Talbot launched his solo career with the Billy Talbot Band with the 2004 album Alive In The Spirit World, recorded in a barn on a ranch in Mendocino County over the course of a week.  With the addition of newcomer Ryan James Holzer on trombone, harmonica, autoharp, organ, and acoustic guitar, the same versatile band of musicians joins Talbot for OnThe Road To Spearfish.  They include guitarist Matt Piucci (formerly of Rain Parade and Moving Sidewalks), Erik Pearson (horns, banjo, lap steel), Mark Hanley (lap steel, mandolin, and guitar), Tommy Carns (bass), and Stephan Junca on drums. Using vintage gear and an eclectic orchestra of acoustic and electric instruments, the new album was recorded at Light Rail Studios in a repurposed warehouse in the Potrero Hill district of San Francisco.  The filmed chronicling of the sessions—shot in HD—will be released simultaneously with the album.

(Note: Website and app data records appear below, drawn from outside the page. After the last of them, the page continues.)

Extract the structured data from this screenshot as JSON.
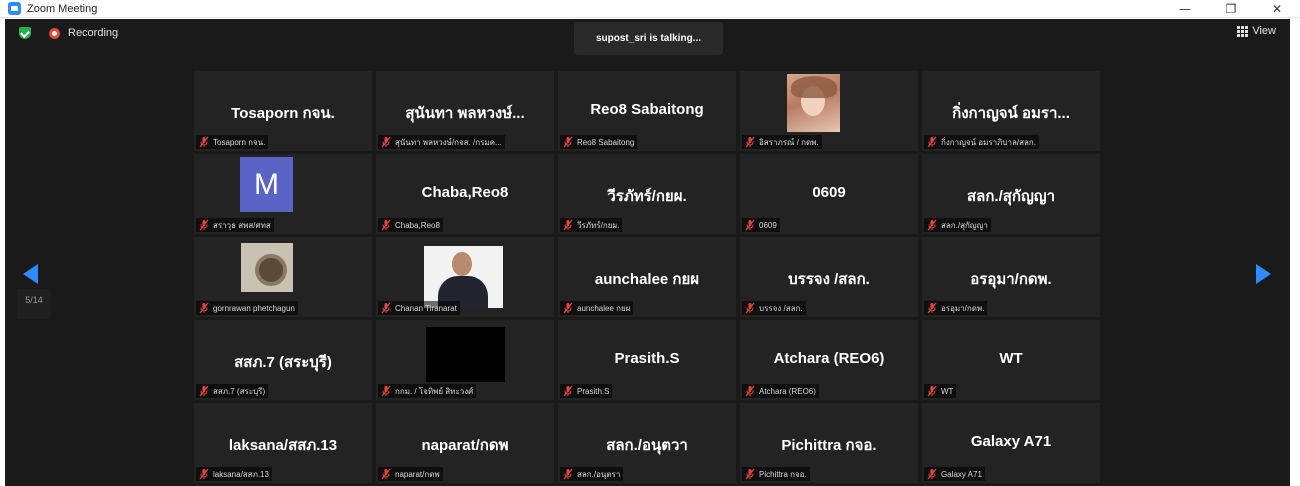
{
  "window": {
    "title": "Zoom Meeting",
    "minimize": "—",
    "restore": "❐",
    "close": "✕"
  },
  "toolbar": {
    "recording": "Recording",
    "view": "View"
  },
  "banner": {
    "talking": "supost_sri is talking..."
  },
  "pager": {
    "page": "5/14"
  },
  "colors": {
    "accent": "#2d8cff",
    "background": "#1a1a1a",
    "tile": "#232323",
    "mute_red": "#e8453c"
  },
  "tiles": [
    {
      "name": "Tosaporn กจน.",
      "label": "Tosaporn กจน."
    },
    {
      "name": "สุนันทา พลหวงษ์...",
      "label": "สุนันทา พลหวงษ์/กจส. /กรมค..."
    },
    {
      "name": "Reo8 Sabaitong",
      "label": "Reo8 Sabaitong"
    },
    {
      "label": "อิสราภรณ์ / กดพ."
    },
    {
      "name": "กิ่งกาญจน์ อมรา...",
      "label": "กิ่งกาญจน์ อมราภิบาล/สลก."
    },
    {
      "avatar": "M",
      "label": "สราวุธ สพส/ศทส"
    },
    {
      "name": "Chaba,Reo8",
      "label": "Chaba,Reo8"
    },
    {
      "name": "วีรภัทร์/กยผ.",
      "label": "วีรภัทร์/กยผ."
    },
    {
      "name": "0609",
      "label": "0609"
    },
    {
      "name": "สลก./สุกัญญา",
      "label": "สลก./สุกัญญา"
    },
    {
      "label": "gornrawan phetchagun"
    },
    {
      "label": "Chanan Tiranarat"
    },
    {
      "name": "aunchalee กยผ",
      "label": "aunchalee กยผ"
    },
    {
      "name": "บรรจง /สลก.",
      "label": "บรรจง /สลก."
    },
    {
      "name": "อรอุมา/กดพ.",
      "label": "อรอุมา/กดพ."
    },
    {
      "name": "สสภ.7 (สระบุรี)",
      "label": "สสภ.7 (สระบุรี)"
    },
    {
      "label": "กกม. / โจทิพย์ สิทะวงศ์"
    },
    {
      "name": "Prasith.S",
      "label": "Prasith.S"
    },
    {
      "name": "Atchara (REO6)",
      "label": "Atchara (REO6)"
    },
    {
      "name": "WT",
      "label": "WT"
    },
    {
      "name": "laksana/สสภ.13",
      "label": "laksana/สสภ.13"
    },
    {
      "name": "naparat/กดพ",
      "label": "naparat/กดพ"
    },
    {
      "name": "สลก./อนุตวา",
      "label": "สลก./อนุตรา"
    },
    {
      "name": "Pichittra กจอ.",
      "label": "Pichittra กจอ."
    },
    {
      "name": "Galaxy A71",
      "label": "Galaxy A71"
    }
  ]
}
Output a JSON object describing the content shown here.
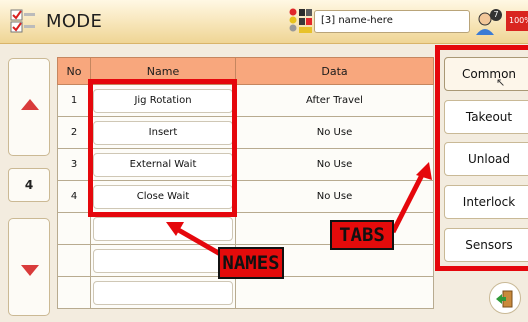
{
  "header": {
    "title": "MODE",
    "program_name": "[3] name-here",
    "user_level": "7",
    "battery_label": "100%"
  },
  "nav": {
    "page_number": "4"
  },
  "table": {
    "columns": [
      "No",
      "Name",
      "Data"
    ],
    "rows": [
      {
        "no": "1",
        "name": "Jig Rotation",
        "data": "After Travel"
      },
      {
        "no": "2",
        "name": "Insert",
        "data": "No Use"
      },
      {
        "no": "3",
        "name": "External Wait",
        "data": "No Use"
      },
      {
        "no": "4",
        "name": "Close Wait",
        "data": "No Use"
      },
      {
        "no": "",
        "name": "",
        "data": ""
      },
      {
        "no": "",
        "name": "",
        "data": ""
      },
      {
        "no": "",
        "name": "",
        "data": ""
      }
    ]
  },
  "tabs": [
    "Common",
    "Takeout",
    "Unload",
    "Interlock",
    "Sensors"
  ],
  "annotations": {
    "names_label": "NAMES",
    "tabs_label": "TABS",
    "color": "#e5070c"
  },
  "colors": {
    "header_bg": "#f7e5b8",
    "table_header_bg": "#f8a77d",
    "arrow_red": "#d93b3b"
  }
}
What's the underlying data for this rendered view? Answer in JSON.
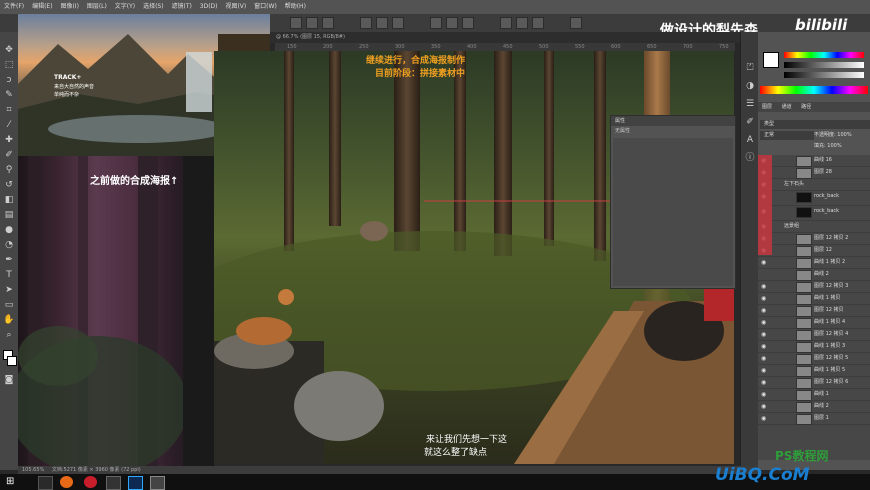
{
  "menu": {
    "items": [
      "文件(F)",
      "编辑(E)",
      "图像(I)",
      "图层(L)",
      "文字(Y)",
      "选择(S)",
      "滤镜(T)",
      "3D(D)",
      "视图(V)",
      "窗口(W)",
      "帮助(H)"
    ]
  },
  "document_tab": {
    "title": "@ 66.7% (图层 15, RGB/8#)"
  },
  "ruler_ticks": [
    "150",
    "200",
    "250",
    "300",
    "350",
    "400",
    "450",
    "500",
    "550",
    "600",
    "650",
    "700",
    "750"
  ],
  "watermark": {
    "title": "做设计的梨先森",
    "brand": "bilibili"
  },
  "poster_top": {
    "title": "TRACK+",
    "line1": "来自大自然的声音",
    "line2": "单纯而不杂"
  },
  "poster_caption": "之前做的合成海报↑",
  "canvas_notes": {
    "line1": "继续进行，合成海报制作",
    "line2": "目前阶段：拼接素材中"
  },
  "subtitle": {
    "line1": "来让我们先想一下这",
    "line2": "就这么整了缺点"
  },
  "properties_panel": {
    "header": "属性",
    "subheader": "无属性"
  },
  "layers_panel": {
    "tabs": [
      "图层",
      "通道",
      "路径"
    ],
    "kind_filter": "类型",
    "blend_mode": "正常",
    "opacity_label": "不透明度: 100%",
    "fill_label": "填充: 100%",
    "layers": [
      {
        "name": "曲线 16",
        "visible": true
      },
      {
        "name": "图层 28",
        "visible": true
      },
      {
        "name": "左下石头",
        "visible": true
      },
      {
        "name": "rock_back",
        "visible": true
      },
      {
        "name": "rock_back",
        "visible": true
      },
      {
        "name": "远景组",
        "visible": true
      },
      {
        "name": "图层 12 拷贝 2",
        "visible": true
      },
      {
        "name": "图层 12",
        "visible": true
      },
      {
        "name": "曲线 1 拷贝 2",
        "visible": true
      },
      {
        "name": "曲线 2",
        "visible": false
      },
      {
        "name": "图层 12 拷贝 3",
        "visible": true
      },
      {
        "name": "曲线 1 拷贝",
        "visible": true
      },
      {
        "name": "图层 12 拷贝",
        "visible": true
      },
      {
        "name": "曲线 1 拷贝 4",
        "visible": true
      },
      {
        "name": "图层 12 拷贝 4",
        "visible": true
      },
      {
        "name": "曲线 1 拷贝 3",
        "visible": true
      },
      {
        "name": "图层 12 拷贝 5",
        "visible": true
      },
      {
        "name": "曲线 1 拷贝 5",
        "visible": true
      },
      {
        "name": "图层 12 拷贝 6",
        "visible": true
      },
      {
        "name": "曲线 1",
        "visible": true
      },
      {
        "name": "曲线 2",
        "visible": true
      },
      {
        "name": "图层 1",
        "visible": true
      }
    ]
  },
  "status": {
    "zoom": "105.65%",
    "doc": "文档:5271 像素 × 3960 像素 (72 ppi)"
  },
  "site_logo": {
    "text": "UiBQ.CoM",
    "subtitle": "PS教程网"
  },
  "colors": {
    "ps_bg": "#282828",
    "panel": "#535353",
    "accent_red": "#c6373f",
    "canvas_text": "#f0a020"
  }
}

Reflecting on his journey as a songwriter and performer, Talbot says he’s looking to put forth a truer expression of himself.  He cites Warren Zevon’s final album, The Wind (2003), as a touchpoint in this quest.  “I’m trying to really listen to the way I’m singing, to understand it more.  When I first heard Warren’s last record, the starkness and the raw emotion, I really felt that and got into it.  It inspired me,” he says. “That quality,  that is what I’m going for.”


In 1989, Talbot and Ralph Molina reformed Crazy Horse with Matt Piucci and Sonny Mone and together released “Left for Dead.”


Billy Talbot with Francesco Lucarelli on harmonica, on stage during the 2005 Billy Talbot Band European Tour.


Crazy Horse in 1972 with Greg Leroy, Rick and Michael Curtis, Billy Talbot, and Ralph Molina.


Frank “Poncho” Sampedro, Billy Talbot and Neil Young live on stage in their infamous huddle.


The Rockets in 1968 with Bobby Notkoff, Leon Whitsell, Danny Whitten, George Whitsell, Ralph Molina, and Billy Talbot.


Billy Talbot performing with Neil Young and Crazy Horse at a Bridge School benefit concert in 2012.


Crazy Horse with Neil Young in Copenhagen, Denmark in 1976.


In 1974, Frank “Poncho” Sampedro joined Crazy Horse. This configuration of musicians would be a constant in to the next century.


Crazy Horse in 1971 with with Danny Whitten,  Jack Nitzsche, Billy Talbot, and Ralph Molina.